What the task asks
Wherever the word "code" appears in a line of the data, that line should be copied.

(Data records for software interfaces)
--- START ---
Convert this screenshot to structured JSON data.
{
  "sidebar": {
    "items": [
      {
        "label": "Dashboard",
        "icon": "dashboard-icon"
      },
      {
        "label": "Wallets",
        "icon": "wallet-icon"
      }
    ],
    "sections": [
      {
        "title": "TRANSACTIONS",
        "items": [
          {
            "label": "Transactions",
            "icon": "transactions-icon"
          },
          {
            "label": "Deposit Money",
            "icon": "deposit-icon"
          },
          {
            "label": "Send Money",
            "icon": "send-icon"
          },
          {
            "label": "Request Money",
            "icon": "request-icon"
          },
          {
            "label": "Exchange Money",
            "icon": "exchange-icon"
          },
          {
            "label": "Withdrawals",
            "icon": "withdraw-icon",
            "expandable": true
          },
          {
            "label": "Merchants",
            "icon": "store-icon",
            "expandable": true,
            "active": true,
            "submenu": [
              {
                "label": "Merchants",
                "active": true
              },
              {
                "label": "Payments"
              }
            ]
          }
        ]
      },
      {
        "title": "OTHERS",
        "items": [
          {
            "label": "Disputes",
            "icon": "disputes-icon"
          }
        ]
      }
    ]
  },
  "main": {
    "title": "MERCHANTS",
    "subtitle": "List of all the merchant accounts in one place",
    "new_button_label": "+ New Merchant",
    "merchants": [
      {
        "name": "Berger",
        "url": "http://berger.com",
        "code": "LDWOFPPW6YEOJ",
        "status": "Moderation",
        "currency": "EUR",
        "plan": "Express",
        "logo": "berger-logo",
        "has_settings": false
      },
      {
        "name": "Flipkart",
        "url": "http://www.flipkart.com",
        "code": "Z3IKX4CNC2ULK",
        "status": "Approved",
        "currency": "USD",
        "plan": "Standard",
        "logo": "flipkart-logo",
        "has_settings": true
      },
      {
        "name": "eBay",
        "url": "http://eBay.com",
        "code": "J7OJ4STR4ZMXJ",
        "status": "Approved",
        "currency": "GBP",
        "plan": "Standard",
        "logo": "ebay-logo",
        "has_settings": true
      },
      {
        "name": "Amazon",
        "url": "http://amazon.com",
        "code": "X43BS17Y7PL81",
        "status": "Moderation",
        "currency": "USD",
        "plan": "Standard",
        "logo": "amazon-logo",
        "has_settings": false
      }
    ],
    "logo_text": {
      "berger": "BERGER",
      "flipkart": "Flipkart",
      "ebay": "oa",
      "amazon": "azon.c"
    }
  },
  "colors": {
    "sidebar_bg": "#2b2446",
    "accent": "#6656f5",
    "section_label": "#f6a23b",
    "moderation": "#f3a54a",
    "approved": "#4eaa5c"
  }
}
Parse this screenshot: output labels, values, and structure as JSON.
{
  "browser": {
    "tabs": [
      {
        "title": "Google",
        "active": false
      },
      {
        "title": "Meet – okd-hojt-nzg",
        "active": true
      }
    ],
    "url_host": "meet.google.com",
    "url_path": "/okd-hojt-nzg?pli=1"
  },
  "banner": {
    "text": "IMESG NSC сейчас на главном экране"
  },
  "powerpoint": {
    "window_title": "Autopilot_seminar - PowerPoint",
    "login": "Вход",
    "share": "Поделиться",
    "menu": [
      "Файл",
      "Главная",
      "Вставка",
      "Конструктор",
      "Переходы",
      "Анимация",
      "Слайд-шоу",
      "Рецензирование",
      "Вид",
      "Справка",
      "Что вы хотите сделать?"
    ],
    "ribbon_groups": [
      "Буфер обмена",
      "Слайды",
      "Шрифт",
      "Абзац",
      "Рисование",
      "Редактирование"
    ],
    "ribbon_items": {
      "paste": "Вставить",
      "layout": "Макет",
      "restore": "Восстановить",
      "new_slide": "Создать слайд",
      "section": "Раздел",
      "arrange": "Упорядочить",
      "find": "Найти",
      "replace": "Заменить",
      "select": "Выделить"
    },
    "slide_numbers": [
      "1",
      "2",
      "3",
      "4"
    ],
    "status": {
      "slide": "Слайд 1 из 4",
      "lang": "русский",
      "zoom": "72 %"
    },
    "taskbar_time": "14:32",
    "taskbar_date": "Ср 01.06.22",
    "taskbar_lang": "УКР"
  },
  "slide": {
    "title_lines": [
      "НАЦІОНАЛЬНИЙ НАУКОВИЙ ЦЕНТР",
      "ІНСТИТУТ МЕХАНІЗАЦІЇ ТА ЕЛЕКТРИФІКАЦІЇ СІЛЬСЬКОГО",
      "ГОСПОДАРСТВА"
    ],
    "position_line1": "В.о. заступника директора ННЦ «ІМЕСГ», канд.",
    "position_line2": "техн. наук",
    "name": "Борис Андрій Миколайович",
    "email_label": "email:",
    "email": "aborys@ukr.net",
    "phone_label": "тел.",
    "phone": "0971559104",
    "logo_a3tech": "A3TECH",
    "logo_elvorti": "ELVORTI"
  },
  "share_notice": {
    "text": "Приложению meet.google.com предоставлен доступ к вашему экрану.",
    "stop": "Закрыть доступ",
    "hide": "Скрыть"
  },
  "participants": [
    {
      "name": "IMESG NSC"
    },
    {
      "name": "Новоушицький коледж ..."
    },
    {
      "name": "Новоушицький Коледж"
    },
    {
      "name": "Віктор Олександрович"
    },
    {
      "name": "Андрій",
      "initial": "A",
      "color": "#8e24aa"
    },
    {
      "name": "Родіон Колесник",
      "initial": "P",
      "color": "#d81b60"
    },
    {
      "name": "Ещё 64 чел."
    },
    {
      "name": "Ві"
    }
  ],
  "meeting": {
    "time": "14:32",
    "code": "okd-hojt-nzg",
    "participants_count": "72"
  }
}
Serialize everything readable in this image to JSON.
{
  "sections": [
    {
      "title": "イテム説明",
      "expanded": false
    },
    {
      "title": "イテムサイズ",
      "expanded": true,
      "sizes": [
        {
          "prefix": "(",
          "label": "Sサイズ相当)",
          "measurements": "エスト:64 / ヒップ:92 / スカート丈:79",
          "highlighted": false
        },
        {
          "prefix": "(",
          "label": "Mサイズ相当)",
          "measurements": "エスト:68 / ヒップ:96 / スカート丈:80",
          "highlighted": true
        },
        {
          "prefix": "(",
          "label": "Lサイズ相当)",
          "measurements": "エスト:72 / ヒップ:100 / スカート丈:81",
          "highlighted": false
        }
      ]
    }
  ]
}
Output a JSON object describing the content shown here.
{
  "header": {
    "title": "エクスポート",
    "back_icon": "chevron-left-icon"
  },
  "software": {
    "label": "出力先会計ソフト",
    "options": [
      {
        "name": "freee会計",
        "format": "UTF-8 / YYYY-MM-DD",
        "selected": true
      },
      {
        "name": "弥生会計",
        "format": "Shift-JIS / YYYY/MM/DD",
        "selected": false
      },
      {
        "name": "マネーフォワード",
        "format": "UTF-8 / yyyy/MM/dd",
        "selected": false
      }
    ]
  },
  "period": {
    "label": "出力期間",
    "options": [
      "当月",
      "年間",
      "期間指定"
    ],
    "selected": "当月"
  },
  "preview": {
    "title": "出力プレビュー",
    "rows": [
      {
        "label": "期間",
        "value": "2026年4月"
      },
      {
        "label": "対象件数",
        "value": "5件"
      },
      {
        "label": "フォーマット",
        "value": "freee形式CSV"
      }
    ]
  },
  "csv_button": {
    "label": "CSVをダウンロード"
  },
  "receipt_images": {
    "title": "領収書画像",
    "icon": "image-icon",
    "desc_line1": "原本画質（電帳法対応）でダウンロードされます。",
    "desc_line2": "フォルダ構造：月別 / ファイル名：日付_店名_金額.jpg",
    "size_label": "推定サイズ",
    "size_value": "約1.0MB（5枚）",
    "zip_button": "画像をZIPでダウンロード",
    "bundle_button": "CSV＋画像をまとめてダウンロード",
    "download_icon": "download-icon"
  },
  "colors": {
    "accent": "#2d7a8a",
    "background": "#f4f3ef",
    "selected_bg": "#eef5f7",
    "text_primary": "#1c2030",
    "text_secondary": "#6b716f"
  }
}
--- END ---
The completed task
        "code": "LDWOFPPW6YEOJ",
        "code": "Z3IKX4CNC2ULK",
        "code": "J7OJ4STR4ZMXJ",
        "code": "X43BS17Y7PL81",
    "code": "okd-hojt-nzg",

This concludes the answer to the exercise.